$158.00 donated in past month
From the Open-Publishing Calendar
From the Open-Publishing Newswire
Indybay FeatureRelated Categories: Americas | International | Health, Housing, and Public Services
Boston University investigates causes of Chronic Kidney Disease (CKD) in Nicaragua
Since 2009, upon a request received from Nicaragua Sugar Estates Limited (NSEL) and Chichigalpa Association for Life (ASOCHIVIDA), a research team from the Boston University School of Public Health (BU) has been investigating an epidemic of chronic kidney disease (CKD) in Nicaragua of unknown cause.
Nicaragua Sugar Estates Limited, owner of the Ingenio San Antonio (ISA) sugar mill, and ASOCHIVIDA, the most representative association of kidney patients in the western region of the country, asked the research team to investigate the causes of CKD in the western zone of Nicaragua, where San Antonio’s sugar cane plantations are located, and to determine also if there is any relationship between ISA’s labor practices and the causes of CKD.
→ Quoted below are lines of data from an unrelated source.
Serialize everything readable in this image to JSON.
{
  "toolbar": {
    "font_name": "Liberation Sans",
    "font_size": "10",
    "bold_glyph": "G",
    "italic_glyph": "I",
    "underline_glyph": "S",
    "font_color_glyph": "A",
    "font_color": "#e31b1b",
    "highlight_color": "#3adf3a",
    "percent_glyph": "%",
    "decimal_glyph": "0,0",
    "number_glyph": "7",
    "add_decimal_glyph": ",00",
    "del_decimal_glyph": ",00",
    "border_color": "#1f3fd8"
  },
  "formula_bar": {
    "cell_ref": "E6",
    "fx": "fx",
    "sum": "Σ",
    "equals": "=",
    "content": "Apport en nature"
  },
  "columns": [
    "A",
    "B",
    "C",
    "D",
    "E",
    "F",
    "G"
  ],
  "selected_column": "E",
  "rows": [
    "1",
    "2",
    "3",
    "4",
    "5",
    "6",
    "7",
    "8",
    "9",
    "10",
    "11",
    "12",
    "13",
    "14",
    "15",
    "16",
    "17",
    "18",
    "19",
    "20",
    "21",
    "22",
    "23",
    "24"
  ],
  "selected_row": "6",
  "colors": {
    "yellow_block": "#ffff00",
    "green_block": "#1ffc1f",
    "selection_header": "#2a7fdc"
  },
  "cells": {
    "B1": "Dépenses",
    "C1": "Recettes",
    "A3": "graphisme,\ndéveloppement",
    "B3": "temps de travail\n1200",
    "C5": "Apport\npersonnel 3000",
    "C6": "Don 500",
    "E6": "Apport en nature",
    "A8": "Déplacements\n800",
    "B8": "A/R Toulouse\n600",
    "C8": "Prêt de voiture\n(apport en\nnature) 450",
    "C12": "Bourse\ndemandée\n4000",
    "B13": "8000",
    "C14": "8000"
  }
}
In the past three years, the BU team has conducted several research activities, some of which were focused on evaluating industrial hygiene and occupational health at Ingenio San Antonio, as well as the quality of the water by testing samples collected within ISA’s plantations.
"Based on our review of the information gathered during the IH Assessment and the current scientific information available, we concluded that none of the current work practices or the chemicals used by ISA are generally accepted causes of CKD. This conclusion does not rule out the possibility that one or more of these agents might in fact cause CKD, but new scientific research and insights will be necessary to establish whether a link actually exists," indicates the summary report submitted by the researchers.
The research team also conducted several water quality tests in ISA’s plantations and the research study concludes that "at the time samples were collected at the six locations on ISA property selected by ASOCHIVIDA members, water quality analyses indicated there was no evidence that consumption of the water would be harmful to human health."
The report reveals that in the course of the research in Nicaragua in the past three years, they learned that the epidemic of chronic kidney disease observed in Nicaragua has obvious similar characteristics in other countries Central America, such as El Salvador, Guatemala and Costa Rica, as well as in other tropical regions like Sri Lanka and India, so the team plans to expand its research to some countries in the area.
“Given the increasing evidence that the epidemic is not limited to only sugarcane workers or only to Nicaragua, we feel it is important to conduct this effort in multiple industries (including sugarcane) and in multiple Central American countries (including Nicaragua)," indicated the report, which also presents an outline of the design of future research.
See full report: